(Records contained in a dataset)
= Beginning of Section =

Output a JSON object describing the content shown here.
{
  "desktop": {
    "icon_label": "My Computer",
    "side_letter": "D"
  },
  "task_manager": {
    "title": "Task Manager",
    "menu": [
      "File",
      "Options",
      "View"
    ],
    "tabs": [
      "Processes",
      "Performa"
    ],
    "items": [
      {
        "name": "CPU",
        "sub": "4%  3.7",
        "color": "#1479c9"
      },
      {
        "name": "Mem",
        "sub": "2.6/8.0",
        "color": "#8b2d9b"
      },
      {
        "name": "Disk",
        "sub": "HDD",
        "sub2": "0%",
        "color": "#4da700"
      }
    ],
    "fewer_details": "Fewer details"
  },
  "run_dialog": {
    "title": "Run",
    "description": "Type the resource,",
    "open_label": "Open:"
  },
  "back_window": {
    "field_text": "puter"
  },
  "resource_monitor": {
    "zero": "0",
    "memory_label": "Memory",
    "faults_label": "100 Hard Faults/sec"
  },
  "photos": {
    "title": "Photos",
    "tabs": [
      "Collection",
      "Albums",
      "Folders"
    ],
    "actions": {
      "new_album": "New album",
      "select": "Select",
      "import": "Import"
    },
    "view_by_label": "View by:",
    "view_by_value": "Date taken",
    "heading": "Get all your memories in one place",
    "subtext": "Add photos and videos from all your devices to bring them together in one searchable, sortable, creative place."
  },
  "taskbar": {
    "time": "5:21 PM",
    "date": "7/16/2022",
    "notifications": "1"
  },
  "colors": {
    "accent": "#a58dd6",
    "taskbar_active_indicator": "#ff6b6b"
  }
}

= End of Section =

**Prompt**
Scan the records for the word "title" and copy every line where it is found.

**Task answer**
    "title": "Task Manager",
    "title": "Run",
    "title": "Photos",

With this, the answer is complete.